Airport congestion and rising prices push imports beyond the perimeter

6 September 2022

Airport congestion and rising prices push imports beyond the perimeter

Worldwide Flight Services is opening its fourth air cargo terminal at Schiphol, but unlike the handler’s three other facilities at the Dutch gateway, the 3,000 sq metre building caters for airline clients not flying into the airport.

A more likely variant these days is handling facilities for online carriers at an airport coming onstream outside the perimeter fence.

This spring airfreight handling firm Aeroterm acquired two warehouses within ten minutes of Montreal’s Trudeau Airport. The two buildings, which have a combined footprint of 20,518 sq metres, were “an irresistible bargain” in the current shortage of warehouse capacity at many airports.

“With almost no vacancies for industrial space at the airport, or in the greater Montreal region, these acquisitions are valuable additions to our portfolio,” said Alexi Lachambre, Aeroterm’s VP of development.

One month later, Aeroterm snapped up two warehouses adjacent to John Wayne Airport in southern California’s Costa Mesa. The facilities, which have a combined footprint of over 13,200 sq metres, have access to the airport’s runway via a special gate.

“Due to the rapid growth in air cargo and the land constrained nature of many airports, logistics facilities adjacent to airports are serving a much-needed use for tenants that require direct access to the airfield,” said Greg Russell, Aeroterm’s SVP of investments.

Bryan Rosenberger, VP in charge of design and construction, does not see the rise of off-airport cargo facilities as a broad trend in the air cargo industry. The decision to go outside the perimeter fence is situational, based on local factors, he said.

The primary reason for going off-airport is shortage of land at the gateway, he added.

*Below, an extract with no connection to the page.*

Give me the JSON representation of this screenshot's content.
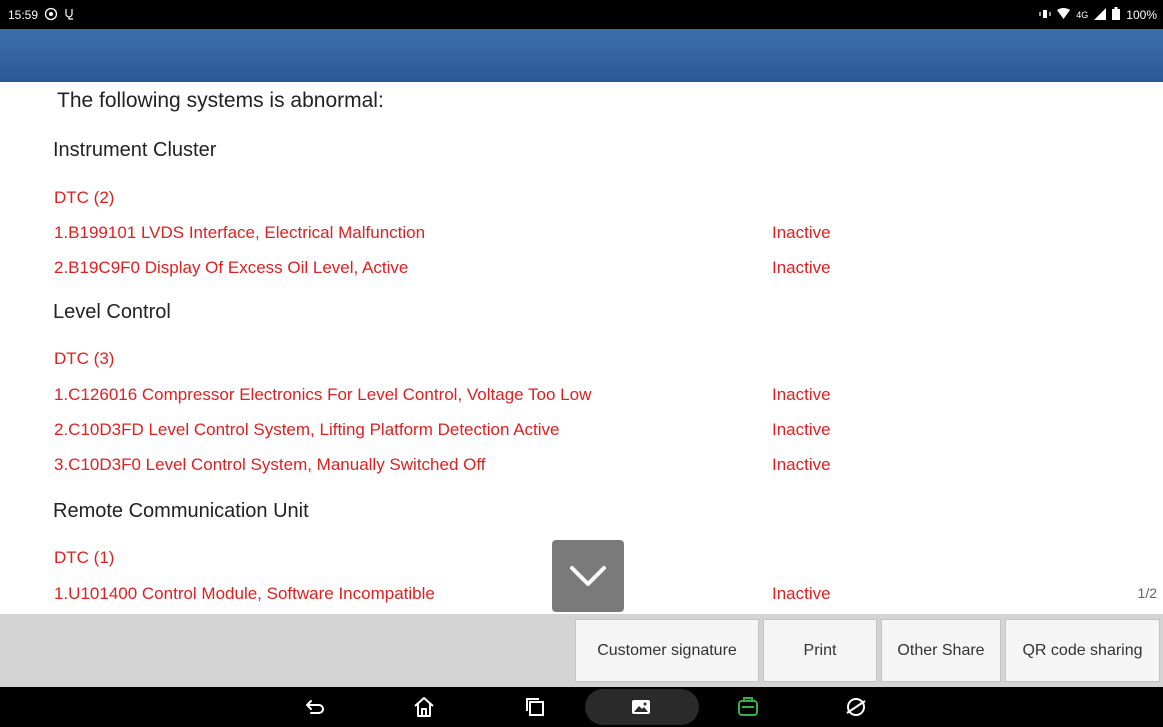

Many of the major gateways, such as Los Angeles International, have virtually no room for cargo facility development, which leaves operators two choices: maximise limited on-airport space through automation and/or go for multi-storey buildings; or set up a warehouse off-airport, according to one airport consultant.

Building outside the fence makes a significant difference in terms of dollars and cents. According to industrial real estate giant CBRE, industrial rent premiums in top airport markets averaged 13% last year, reaching as high as 47% at Chicago O’Hare. Next came Oakland and Dallas/Fort Worth, with premiums of 32% and 22.1% respectively.

CBRE found that third-party logistics providers were the main drivers of increased on-airport warehousing activity, accounting for 29.6%, followed by general retail and wholesale (24.4%) and e-commerce companies (16%) This indicates that the push of companies not having air cargo as their core business are increasingly competing for scant and pricey on-airport space.

The congestion that plagued major airports over the past two years also raised the appeal of off-airport facilities. This was the initial impulse for Alliance Ground International’s (AGI) decision to set up a 23,500 sq metre import centre near Chicago O’Hare last year, said CEO Jared Azcuy. But the congestion was largely under control by this spring, he added.

Going off-airport has merits in its own rights, he stressed. For one thing, AGI’s import facility is actually closer to the forwarding community at the airport.

Carriers and handlers have operated off-airport for years, proving that the concept is viable, but usually the preferred option is to be inside the fence. This is more important for exports than on the import side. Going off airport has helped with import flows over the past two years. Likewise, congested ocean freight terminals have looked to inland sites to move containers faster off the docks to combat the build-up of boxes on the premises.

By Ian Putzger